As of their 2008 season, the Hassler Theater replaced what would have been their second show of the season with the "Hassler Summer Sampler," which is composed of various acts over the span of roughly two months. The 2008 sampler included: The Rochester Radio Theater Guild, The Sweet Adalines, The Mary Louise Knutson Jazz Trio, Women Who Drink, and "The Very Thought of You" a tribute to Jon Hassler himself who had died earlier that year. The Summer sampler was held again in 2009, this time consisting of Boxelder Bugs Variations A Tribute to Bill Holm (who had died), Wise Cracks From My Father, What I Want to be When I Grow Up! and Revelations of Mann. The Summer Sampler was not shown in the 2010 season, instead the Hassler only had three shows.
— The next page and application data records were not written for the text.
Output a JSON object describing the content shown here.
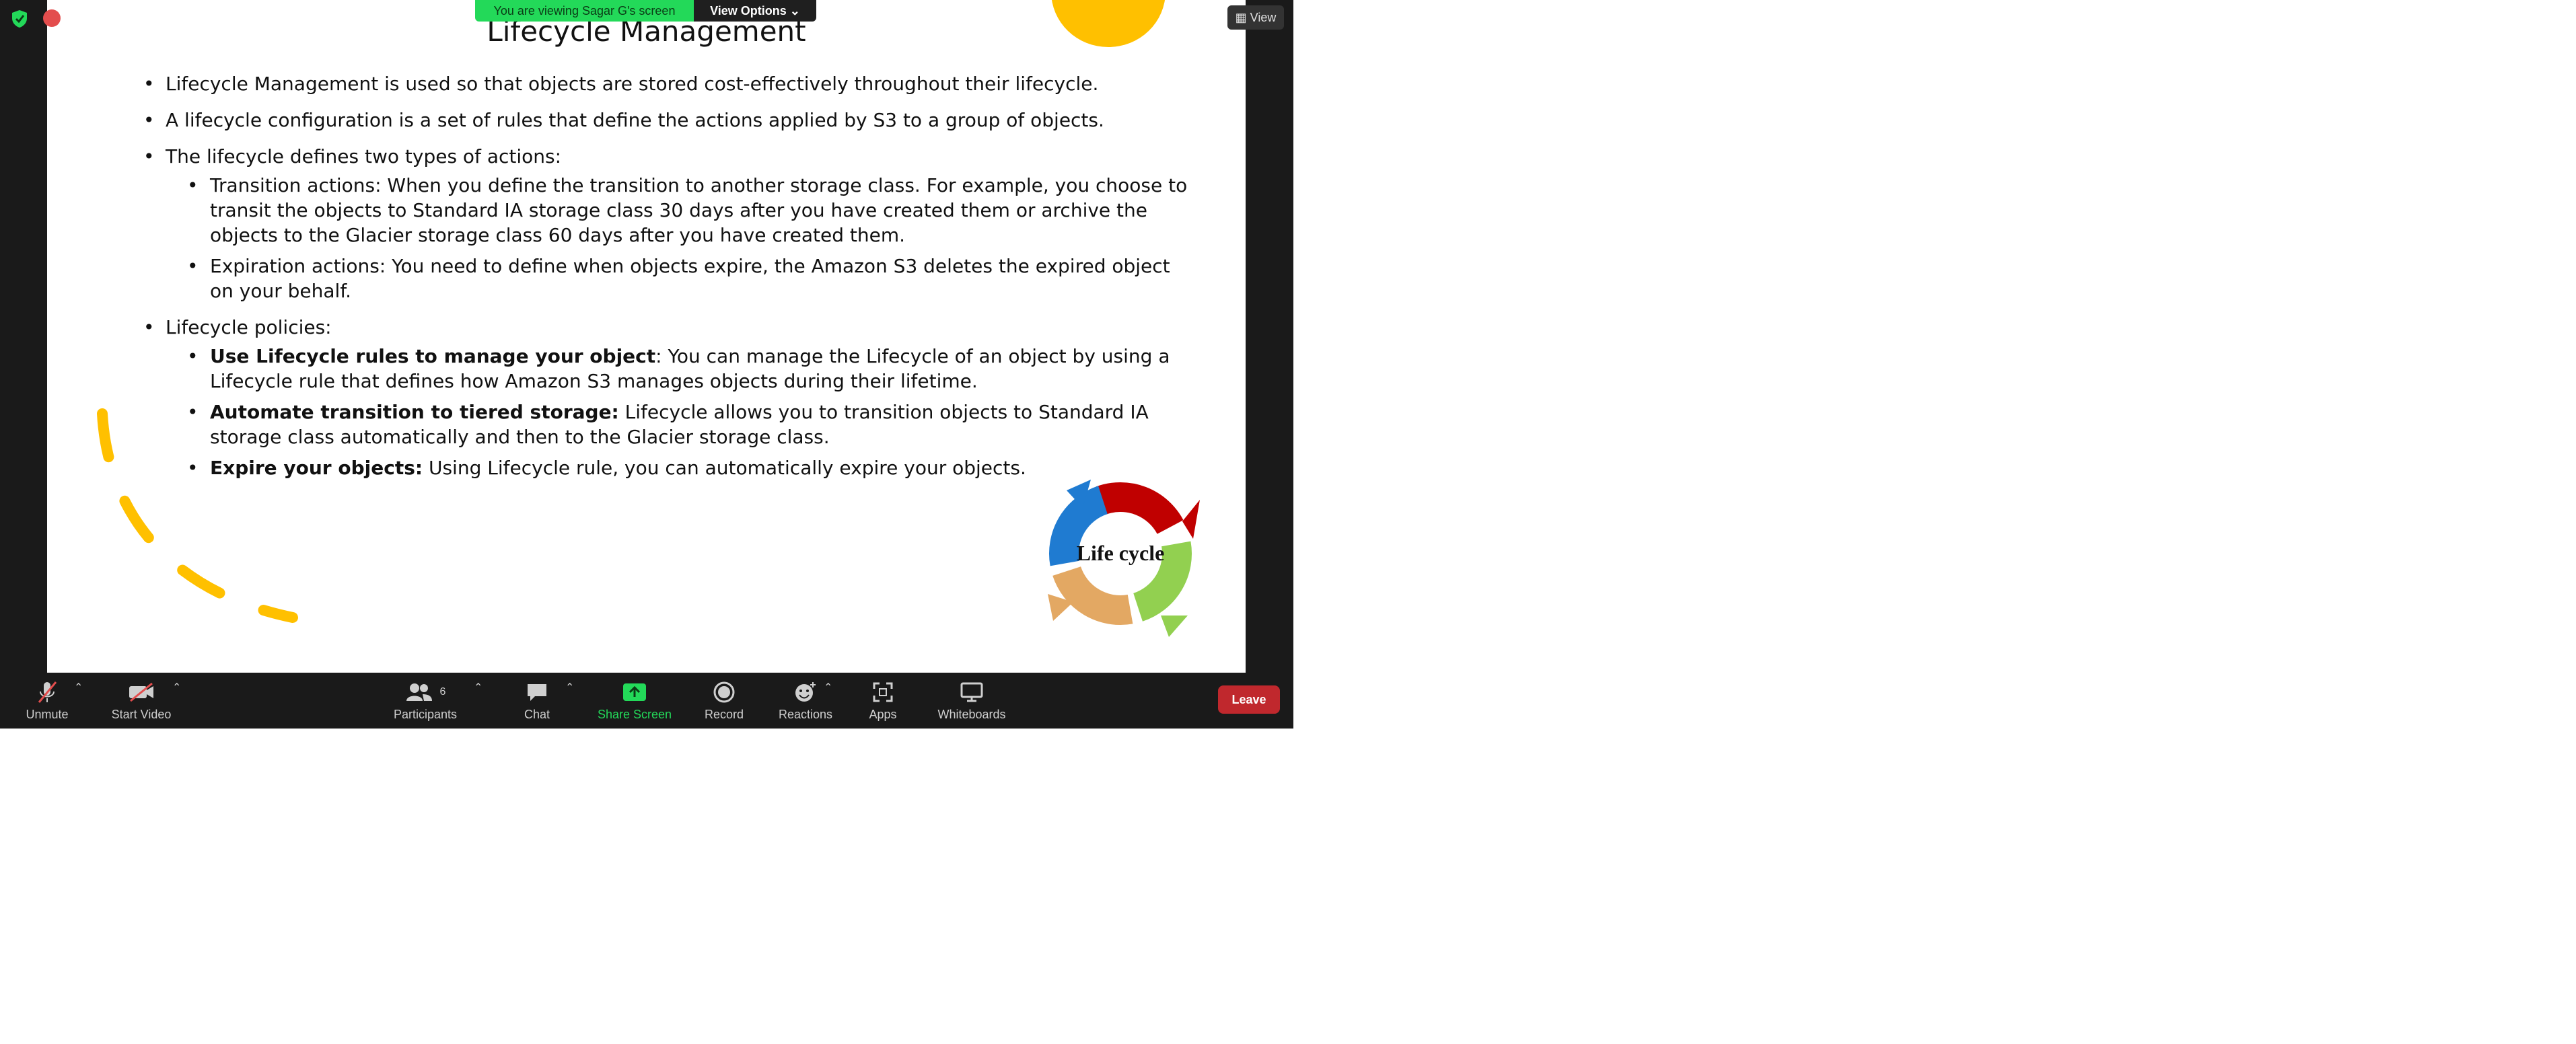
{
  "share_banner": {
    "message": "You are viewing Sagar G's screen",
    "view_options": "View Options ⌄"
  },
  "top_right": {
    "view_label": "View"
  },
  "slide": {
    "title": "Lifecycle Management",
    "bullets": {
      "b1": "Lifecycle Management is used so that objects are stored cost-effectively throughout their lifecycle.",
      "b2": "A lifecycle configuration is a set of rules that define the actions applied by S3 to a group of objects.",
      "b3": "The lifecycle defines two types of actions:",
      "b3_sub1": "Transition actions: When you define the transition to another storage class. For example, you choose to transit the objects to Standard IA storage class 30 days after you have created them or archive the objects to the Glacier storage class 60 days after you have created them.",
      "b3_sub2": "Expiration actions: You need to define when objects expire, the Amazon S3 deletes the expired object on your behalf.",
      "b4": "Lifecycle policies:",
      "b4_sub1_bold": "Use Lifecycle rules to manage your object",
      "b4_sub1_text": ": You can manage the Lifecycle of an object by using a Lifecycle rule that defines how Amazon S3 manages objects during their lifetime.",
      "b4_sub2_bold": "Automate transition to tiered storage:",
      "b4_sub2_text": " Lifecycle allows you to transition objects to Standard IA storage class automatically and then to the Glacier storage class.",
      "b4_sub3_bold": "Expire your objects:",
      "b4_sub3_text": " Using Lifecycle rule, you can automatically expire your objects."
    },
    "cycle_label": "Life cycle"
  },
  "toolbar": {
    "unmute": "Unmute",
    "start_video": "Start Video",
    "participants": "Participants",
    "participants_count": "6",
    "chat": "Chat",
    "share_screen": "Share Screen",
    "record": "Record",
    "reactions": "Reactions",
    "apps": "Apps",
    "whiteboards": "Whiteboards",
    "leave": "Leave"
  },
  "colors": {
    "share_green": "#23d959",
    "leave_red": "#c0282d",
    "deco_yellow": "#ffc000"
  }
}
Starting in 2011 the Hassler started to transition away from producing their own productions and started renting out their space to other theater groups. In November 2013 it was announced that the Jon Hassler Theater would be closing at the end of 2014. According to CEO Dean Harrington, "The kind of theater that our arts mission calls us to produce certainly has a following in our area but not enough to make the program worthwhile." The 'kind of theater' that Harrington refers to is the main reason for the closure as a very limited audience attended the shows in comparison to the more family friendly comedies and musicals the Hassler produced earlier in its lifetime. This agenda of pushing 'art' onto the Plainview locals ultimately was the beginning of the end as many of them felt spurned after the promise of the Hassler being a community theater quickly changed to the Hassler being nothing but a 'professional theater'.